Determine how many lines below contain the string "text" and give that number without anything else.

** Opening SUPPLIED ENTRIES block **

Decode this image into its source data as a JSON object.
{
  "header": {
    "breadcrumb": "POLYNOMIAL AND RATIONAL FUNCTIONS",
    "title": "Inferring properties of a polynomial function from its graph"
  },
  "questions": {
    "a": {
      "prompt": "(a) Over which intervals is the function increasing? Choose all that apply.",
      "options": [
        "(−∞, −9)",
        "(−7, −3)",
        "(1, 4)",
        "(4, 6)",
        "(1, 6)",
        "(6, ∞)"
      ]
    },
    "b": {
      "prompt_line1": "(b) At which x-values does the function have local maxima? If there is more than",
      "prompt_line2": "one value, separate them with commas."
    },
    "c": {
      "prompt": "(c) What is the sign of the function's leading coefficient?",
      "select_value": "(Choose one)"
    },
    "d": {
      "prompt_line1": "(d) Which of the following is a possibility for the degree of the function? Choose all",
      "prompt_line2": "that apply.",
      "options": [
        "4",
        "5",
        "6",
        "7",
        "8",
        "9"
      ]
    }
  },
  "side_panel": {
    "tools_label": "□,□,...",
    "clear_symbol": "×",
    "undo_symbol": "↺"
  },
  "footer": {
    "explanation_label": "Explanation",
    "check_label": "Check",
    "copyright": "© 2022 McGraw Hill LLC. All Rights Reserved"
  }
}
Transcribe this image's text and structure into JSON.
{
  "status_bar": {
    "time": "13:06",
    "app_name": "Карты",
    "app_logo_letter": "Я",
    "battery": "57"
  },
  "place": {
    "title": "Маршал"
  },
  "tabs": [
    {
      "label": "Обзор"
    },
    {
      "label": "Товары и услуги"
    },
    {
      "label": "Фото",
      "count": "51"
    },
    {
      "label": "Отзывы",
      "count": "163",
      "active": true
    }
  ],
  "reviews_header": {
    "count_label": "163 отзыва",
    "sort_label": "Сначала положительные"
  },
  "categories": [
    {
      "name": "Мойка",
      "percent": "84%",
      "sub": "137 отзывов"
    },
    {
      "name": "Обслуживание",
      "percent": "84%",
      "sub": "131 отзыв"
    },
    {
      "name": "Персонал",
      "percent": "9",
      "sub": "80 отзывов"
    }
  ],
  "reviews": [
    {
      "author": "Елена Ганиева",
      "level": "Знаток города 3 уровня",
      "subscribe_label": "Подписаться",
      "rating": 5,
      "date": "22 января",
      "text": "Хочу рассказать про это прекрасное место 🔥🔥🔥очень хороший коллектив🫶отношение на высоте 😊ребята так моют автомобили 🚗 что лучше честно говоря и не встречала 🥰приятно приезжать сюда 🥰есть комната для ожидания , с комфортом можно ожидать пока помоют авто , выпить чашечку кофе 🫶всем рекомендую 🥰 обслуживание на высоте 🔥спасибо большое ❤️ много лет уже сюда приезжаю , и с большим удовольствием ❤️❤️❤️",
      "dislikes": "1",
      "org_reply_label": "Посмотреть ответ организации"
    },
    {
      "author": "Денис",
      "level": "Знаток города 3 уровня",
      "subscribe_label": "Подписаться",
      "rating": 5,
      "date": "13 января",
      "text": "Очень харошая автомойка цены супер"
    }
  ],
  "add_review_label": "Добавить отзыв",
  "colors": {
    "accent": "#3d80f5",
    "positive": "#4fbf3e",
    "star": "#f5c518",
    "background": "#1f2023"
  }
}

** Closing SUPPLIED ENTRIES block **

EXERCISE RESPONSE: 3